:: Data for the task ::
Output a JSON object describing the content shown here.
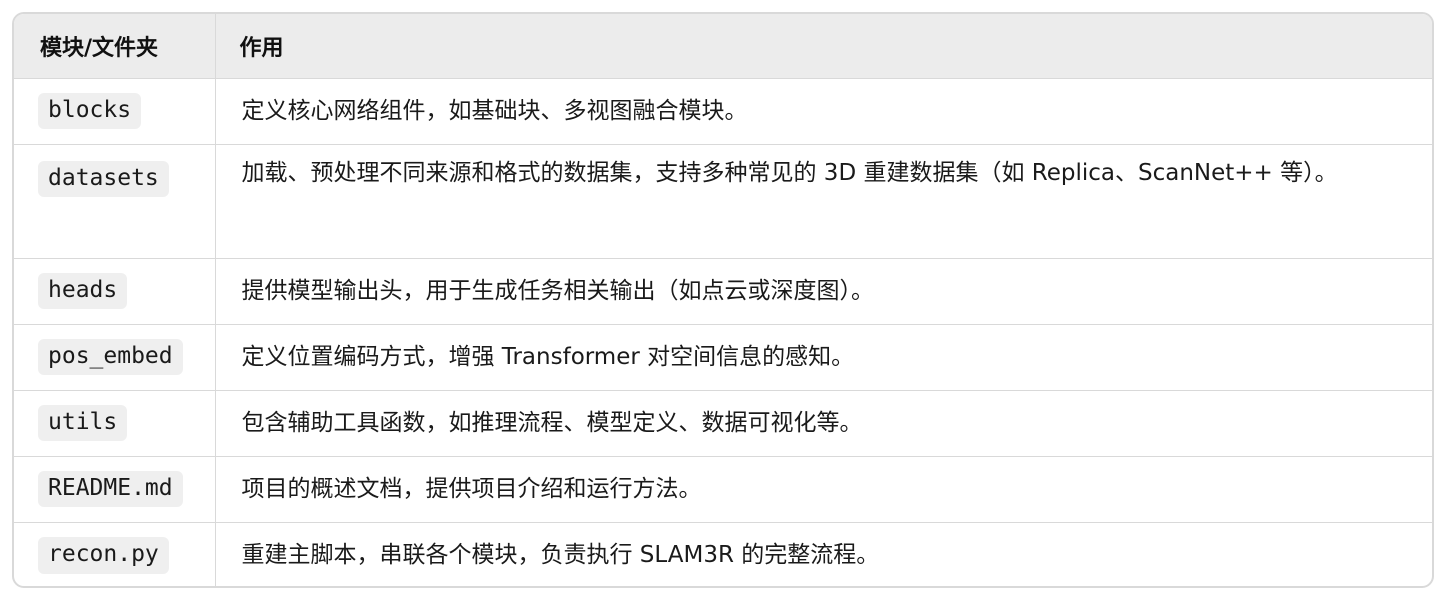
{
  "table": {
    "headers": [
      "模块/文件夹",
      "作用"
    ],
    "rows": [
      {
        "name": "blocks",
        "desc": "定义核心网络组件，如基础块、多视图融合模块。"
      },
      {
        "name": "datasets",
        "desc": "加载、预处理不同来源和格式的数据集，支持多种常见的 3D 重建数据集（如 Replica、ScanNet++ 等）。"
      },
      {
        "name": "heads",
        "desc": "提供模型输出头，用于生成任务相关输出（如点云或深度图）。"
      },
      {
        "name": "pos_embed",
        "desc": "定义位置编码方式，增强 Transformer 对空间信息的感知。"
      },
      {
        "name": "utils",
        "desc": "包含辅助工具函数，如推理流程、模型定义、数据可视化等。"
      },
      {
        "name": "README.md",
        "desc": "项目的概述文档，提供项目介绍和运行方法。"
      },
      {
        "name": "recon.py",
        "desc": "重建主脚本，串联各个模块，负责执行 SLAM3R 的完整流程。"
      }
    ]
  },
  "colors": {
    "header_bg": "#ececec",
    "border": "#d9d9d9",
    "code_bg": "#efefef",
    "text": "#1a1a1a"
  }
}
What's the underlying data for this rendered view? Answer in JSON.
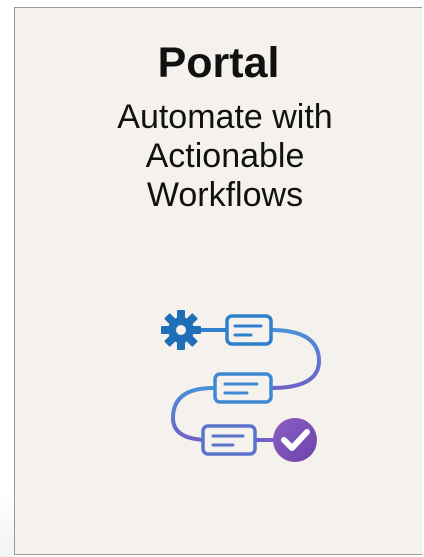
{
  "card": {
    "title": "Portal",
    "subtitle": "Automate with Actionable Workflows"
  },
  "illustration": {
    "icons": [
      "gear-icon",
      "document-icon",
      "checkmark-circle-icon"
    ],
    "colors": {
      "gear": "#1f6fb8",
      "cards": "#2f7fcd",
      "path_start": "#4c8fd8",
      "path_end": "#6f62c8",
      "check": "#7a52b8"
    }
  }
}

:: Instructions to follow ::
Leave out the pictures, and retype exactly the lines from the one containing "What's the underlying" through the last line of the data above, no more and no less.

:: Response ::
What's the underlying data for this rendered view? Answer in JSON.
{
  "card": {
    "title": "Portal",
    "subtitle": "Automate with Actionable Workflows"
  },
  "illustration": {
    "icons": [
      "gear-icon",
      "document-icon",
      "checkmark-circle-icon"
    ],
    "colors": {
      "gear": "#1f6fb8",
      "cards": "#2f7fcd",
      "path_start": "#4c8fd8",
      "path_end": "#6f62c8",
      "check": "#7a52b8"
    }
  }
}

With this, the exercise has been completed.